Please restate each entry that follows word for word.

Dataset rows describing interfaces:
_ _ _ _

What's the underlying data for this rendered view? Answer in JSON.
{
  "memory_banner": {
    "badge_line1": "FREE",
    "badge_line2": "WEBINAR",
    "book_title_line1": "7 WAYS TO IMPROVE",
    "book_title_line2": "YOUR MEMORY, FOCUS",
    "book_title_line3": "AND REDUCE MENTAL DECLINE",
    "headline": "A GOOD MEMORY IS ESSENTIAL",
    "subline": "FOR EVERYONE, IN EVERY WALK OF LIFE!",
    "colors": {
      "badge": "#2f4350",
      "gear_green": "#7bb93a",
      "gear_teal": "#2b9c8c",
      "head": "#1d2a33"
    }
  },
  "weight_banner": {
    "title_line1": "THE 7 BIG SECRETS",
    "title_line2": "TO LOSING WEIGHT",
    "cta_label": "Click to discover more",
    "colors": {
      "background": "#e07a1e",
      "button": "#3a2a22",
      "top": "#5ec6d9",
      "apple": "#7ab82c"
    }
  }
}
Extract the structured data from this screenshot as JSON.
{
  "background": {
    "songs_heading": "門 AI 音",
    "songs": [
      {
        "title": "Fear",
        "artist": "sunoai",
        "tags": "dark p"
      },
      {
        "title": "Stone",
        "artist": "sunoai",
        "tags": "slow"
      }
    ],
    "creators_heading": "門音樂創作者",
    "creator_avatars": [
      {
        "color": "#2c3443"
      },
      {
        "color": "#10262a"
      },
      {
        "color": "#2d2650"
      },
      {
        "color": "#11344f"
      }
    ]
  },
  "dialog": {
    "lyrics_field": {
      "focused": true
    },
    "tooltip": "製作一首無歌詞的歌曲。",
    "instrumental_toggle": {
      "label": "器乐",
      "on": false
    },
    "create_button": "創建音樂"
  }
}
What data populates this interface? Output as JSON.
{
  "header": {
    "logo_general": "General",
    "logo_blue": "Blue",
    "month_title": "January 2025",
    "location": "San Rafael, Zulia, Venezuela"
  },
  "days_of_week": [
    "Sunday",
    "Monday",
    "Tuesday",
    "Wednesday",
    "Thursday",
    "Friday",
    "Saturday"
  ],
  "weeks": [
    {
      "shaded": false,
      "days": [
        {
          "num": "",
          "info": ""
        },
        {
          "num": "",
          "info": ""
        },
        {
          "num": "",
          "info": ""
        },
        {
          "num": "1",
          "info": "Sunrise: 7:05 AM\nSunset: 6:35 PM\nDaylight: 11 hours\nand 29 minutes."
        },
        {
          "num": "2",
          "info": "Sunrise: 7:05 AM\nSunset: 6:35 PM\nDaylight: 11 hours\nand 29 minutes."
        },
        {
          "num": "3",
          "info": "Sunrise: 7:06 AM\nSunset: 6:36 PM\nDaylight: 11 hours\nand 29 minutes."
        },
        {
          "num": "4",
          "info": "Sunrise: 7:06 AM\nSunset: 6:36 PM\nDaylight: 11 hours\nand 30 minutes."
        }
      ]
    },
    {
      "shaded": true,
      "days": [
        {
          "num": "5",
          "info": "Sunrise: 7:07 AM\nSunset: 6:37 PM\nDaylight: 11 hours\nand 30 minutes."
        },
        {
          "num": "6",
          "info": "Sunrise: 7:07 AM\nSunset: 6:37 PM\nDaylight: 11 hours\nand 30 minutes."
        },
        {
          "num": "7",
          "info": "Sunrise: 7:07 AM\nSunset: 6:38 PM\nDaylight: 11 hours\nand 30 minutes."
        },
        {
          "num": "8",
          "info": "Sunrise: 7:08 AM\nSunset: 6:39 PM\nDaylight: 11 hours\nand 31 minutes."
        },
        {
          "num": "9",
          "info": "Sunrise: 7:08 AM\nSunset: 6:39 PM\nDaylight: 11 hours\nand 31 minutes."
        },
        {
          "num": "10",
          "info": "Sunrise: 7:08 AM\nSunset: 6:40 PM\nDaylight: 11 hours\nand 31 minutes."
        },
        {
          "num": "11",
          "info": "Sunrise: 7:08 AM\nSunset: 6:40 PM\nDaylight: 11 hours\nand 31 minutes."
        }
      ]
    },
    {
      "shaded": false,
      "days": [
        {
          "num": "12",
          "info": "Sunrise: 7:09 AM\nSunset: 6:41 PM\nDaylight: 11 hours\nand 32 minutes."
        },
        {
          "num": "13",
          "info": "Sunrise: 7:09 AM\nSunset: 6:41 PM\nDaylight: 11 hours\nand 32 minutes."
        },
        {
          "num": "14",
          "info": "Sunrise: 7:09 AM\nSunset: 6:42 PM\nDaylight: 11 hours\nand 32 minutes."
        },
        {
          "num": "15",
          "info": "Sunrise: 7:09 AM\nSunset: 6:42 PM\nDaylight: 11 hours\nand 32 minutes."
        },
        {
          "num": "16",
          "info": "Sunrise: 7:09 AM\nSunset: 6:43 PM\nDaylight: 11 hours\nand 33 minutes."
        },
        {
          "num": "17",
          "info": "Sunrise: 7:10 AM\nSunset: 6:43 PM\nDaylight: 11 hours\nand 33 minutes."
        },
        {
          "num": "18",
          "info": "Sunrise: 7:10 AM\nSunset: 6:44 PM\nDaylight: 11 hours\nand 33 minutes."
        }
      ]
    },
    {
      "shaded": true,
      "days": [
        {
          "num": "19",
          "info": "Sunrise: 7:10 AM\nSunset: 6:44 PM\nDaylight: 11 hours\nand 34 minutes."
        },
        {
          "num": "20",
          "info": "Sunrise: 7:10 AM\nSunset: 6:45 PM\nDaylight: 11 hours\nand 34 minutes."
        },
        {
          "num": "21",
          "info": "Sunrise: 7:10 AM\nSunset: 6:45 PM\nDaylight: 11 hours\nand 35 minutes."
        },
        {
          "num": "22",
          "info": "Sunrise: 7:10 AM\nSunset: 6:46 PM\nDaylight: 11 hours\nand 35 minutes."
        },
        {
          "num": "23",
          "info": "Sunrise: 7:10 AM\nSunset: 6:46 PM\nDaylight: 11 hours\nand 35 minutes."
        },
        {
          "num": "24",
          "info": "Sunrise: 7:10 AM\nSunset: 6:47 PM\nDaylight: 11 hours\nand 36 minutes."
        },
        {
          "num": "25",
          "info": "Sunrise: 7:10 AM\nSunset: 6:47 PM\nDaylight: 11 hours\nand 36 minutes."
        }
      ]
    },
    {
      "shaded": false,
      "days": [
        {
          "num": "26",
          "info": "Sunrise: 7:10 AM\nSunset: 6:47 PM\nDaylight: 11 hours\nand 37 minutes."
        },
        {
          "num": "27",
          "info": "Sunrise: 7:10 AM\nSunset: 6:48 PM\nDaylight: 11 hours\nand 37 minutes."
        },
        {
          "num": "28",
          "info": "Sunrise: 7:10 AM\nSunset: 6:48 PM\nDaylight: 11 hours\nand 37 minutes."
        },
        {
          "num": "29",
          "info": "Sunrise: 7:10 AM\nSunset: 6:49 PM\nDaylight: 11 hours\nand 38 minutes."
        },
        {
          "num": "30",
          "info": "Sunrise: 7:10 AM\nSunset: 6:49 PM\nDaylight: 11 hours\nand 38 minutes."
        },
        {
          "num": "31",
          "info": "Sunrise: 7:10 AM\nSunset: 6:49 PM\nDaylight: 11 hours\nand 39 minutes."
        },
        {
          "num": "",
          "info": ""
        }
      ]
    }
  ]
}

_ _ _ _

» **OUTPUT OF THE TASK**
What's the underlying data for this rendered view? Answer in JSON.
{
  "memory_banner": {
    "badge_line1": "FREE",
    "badge_line2": "WEBINAR",
    "book_title_line1": "7 WAYS TO IMPROVE",
    "book_title_line2": "YOUR MEMORY, FOCUS",
    "book_title_line3": "AND REDUCE MENTAL DECLINE",
    "headline": "A GOOD MEMORY IS ESSENTIAL",
    "subline": "FOR EVERYONE, IN EVERY WALK OF LIFE!",
    "colors": {
      "badge": "#2f4350",
      "gear_green": "#7bb93a",
      "gear_teal": "#2b9c8c",
      "head": "#1d2a33"
    }
  },
  "weight_banner": {
    "title_line1": "THE 7 BIG SECRETS",
    "title_line2": "TO LOSING WEIGHT",
    "cta_label": "Click to discover more",
    "colors": {
      "background": "#e07a1e",
      "button": "#3a2a22",
      "top": "#5ec6d9",
      "apple": "#7ab82c"
    }
  }
}
Extract the structured data from this screenshot as JSON.
{
  "background": {
    "songs_heading": "門 AI 音",
    "songs": [
      {
        "title": "Fear",
        "artist": "sunoai",
        "tags": "dark p"
      },
      {
        "title": "Stone",
        "artist": "sunoai",
        "tags": "slow"
      }
    ],
    "creators_heading": "門音樂創作者",
    "creator_avatars": [
      {
        "color": "#2c3443"
      },
      {
        "color": "#10262a"
      },
      {
        "color": "#2d2650"
      },
      {
        "color": "#11344f"
      }
    ]
  },
  "dialog": {
    "lyrics_field": {
      "focused": true
    },
    "tooltip": "製作一首無歌詞的歌曲。",
    "instrumental_toggle": {
      "label": "器乐",
      "on": false
    },
    "create_button": "創建音樂"
  }
}
What data populates this interface? Output as JSON.
{
  "header": {
    "logo_general": "General",
    "logo_blue": "Blue",
    "month_title": "January 2025",
    "location": "San Rafael, Zulia, Venezuela"
  },
  "days_of_week": [
    "Sunday",
    "Monday",
    "Tuesday",
    "Wednesday",
    "Thursday",
    "Friday",
    "Saturday"
  ],
  "weeks": [
    {
      "shaded": false,
      "days": [
        {
          "num": "",
          "info": ""
        },
        {
          "num": "",
          "info": ""
        },
        {
          "num": "",
          "info": ""
        },
        {
          "num": "1",
          "info": "Sunrise: 7:05 AM\nSunset: 6:35 PM\nDaylight: 11 hours\nand 29 minutes."
        },
        {
          "num": "2",
          "info": "Sunrise: 7:05 AM\nSunset: 6:35 PM\nDaylight: 11 hours\nand 29 minutes."
        },
        {
          "num": "3",
          "info": "Sunrise: 7:06 AM\nSunset: 6:36 PM\nDaylight: 11 hours\nand 29 minutes."
        },
        {
          "num": "4",
          "info": "Sunrise: 7:06 AM\nSunset: 6:36 PM\nDaylight: 11 hours\nand 30 minutes."
        }
      ]
    },
    {
      "shaded": true,
      "days": [
        {
          "num": "5",
          "info": "Sunrise: 7:07 AM\nSunset: 6:37 PM\nDaylight: 11 hours\nand 30 minutes."
        },
        {
          "num": "6",
          "info": "Sunrise: 7:07 AM\nSunset: 6:37 PM\nDaylight: 11 hours\nand 30 minutes."
        },
        {
          "num": "7",
          "info": "Sunrise: 7:07 AM\nSunset: 6:38 PM\nDaylight: 11 hours\nand 30 minutes."
        },
        {
          "num": "8",
          "info": "Sunrise: 7:08 AM\nSunset: 6:39 PM\nDaylight: 11 hours\nand 31 minutes."
        },
        {
          "num": "9",
          "info": "Sunrise: 7:08 AM\nSunset: 6:39 PM\nDaylight: 11 hours\nand 31 minutes."
        },
        {
          "num": "10",
          "info": "Sunrise: 7:08 AM\nSunset: 6:40 PM\nDaylight: 11 hours\nand 31 minutes."
        },
        {
          "num": "11",
          "info": "Sunrise: 7:08 AM\nSunset: 6:40 PM\nDaylight: 11 hours\nand 31 minutes."
        }
      ]
    },
    {
      "shaded": false,
      "days": [
        {
          "num": "12",
          "info": "Sunrise: 7:09 AM\nSunset: 6:41 PM\nDaylight: 11 hours\nand 32 minutes."
        },
        {
          "num": "13",
          "info": "Sunrise: 7:09 AM\nSunset: 6:41 PM\nDaylight: 11 hours\nand 32 minutes."
        },
        {
          "num": "14",
          "info": "Sunrise: 7:09 AM\nSunset: 6:42 PM\nDaylight: 11 hours\nand 32 minutes."
        },
        {
          "num": "15",
          "info": "Sunrise: 7:09 AM\nSunset: 6:42 PM\nDaylight: 11 hours\nand 32 minutes."
        },
        {
          "num": "16",
          "info": "Sunrise: 7:09 AM\nSunset: 6:43 PM\nDaylight: 11 hours\nand 33 minutes."
        },
        {
          "num": "17",
          "info": "Sunrise: 7:10 AM\nSunset: 6:43 PM\nDaylight: 11 hours\nand 33 minutes."
        },
        {
          "num": "18",
          "info": "Sunrise: 7:10 AM\nSunset: 6:44 PM\nDaylight: 11 hours\nand 33 minutes."
        }
      ]
    },
    {
      "shaded": true,
      "days": [
        {
          "num": "19",
          "info": "Sunrise: 7:10 AM\nSunset: 6:44 PM\nDaylight: 11 hours\nand 34 minutes."
        },
        {
          "num": "20",
          "info": "Sunrise: 7:10 AM\nSunset: 6:45 PM\nDaylight: 11 hours\nand 34 minutes."
        },
        {
          "num": "21",
          "info": "Sunrise: 7:10 AM\nSunset: 6:45 PM\nDaylight: 11 hours\nand 35 minutes."
        },
        {
          "num": "22",
          "info": "Sunrise: 7:10 AM\nSunset: 6:46 PM\nDaylight: 11 hours\nand 35 minutes."
        },
        {
          "num": "23",
          "info": "Sunrise: 7:10 AM\nSunset: 6:46 PM\nDaylight: 11 hours\nand 35 minutes."
        },
        {
          "num": "24",
          "info": "Sunrise: 7:10 AM\nSunset: 6:47 PM\nDaylight: 11 hours\nand 36 minutes."
        },
        {
          "num": "25",
          "info": "Sunrise: 7:10 AM\nSunset: 6:47 PM\nDaylight: 11 hours\nand 36 minutes."
        }
      ]
    },
    {
      "shaded": false,
      "days": [
        {
          "num": "26",
          "info": "Sunrise: 7:10 AM\nSunset: 6:47 PM\nDaylight: 11 hours\nand 37 minutes."
        },
        {
          "num": "27",
          "info": "Sunrise: 7:10 AM\nSunset: 6:48 PM\nDaylight: 11 hours\nand 37 minutes."
        },
        {
          "num": "28",
          "info": "Sunrise: 7:10 AM\nSunset: 6:48 PM\nDaylight: 11 hours\nand 37 minutes."
        },
        {
          "num": "29",
          "info": "Sunrise: 7:10 AM\nSunset: 6:49 PM\nDaylight: 11 hours\nand 38 minutes."
        },
        {
          "num": "30",
          "info": "Sunrise: 7:10 AM\nSunset: 6:49 PM\nDaylight: 11 hours\nand 38 minutes."
        },
        {
          "num": "31",
          "info": "Sunrise: 7:10 AM\nSunset: 6:49 PM\nDaylight: 11 hours\nand 39 minutes."
        },
        {
          "num": "",
          "info": ""
        }
      ]
    }
  ]
}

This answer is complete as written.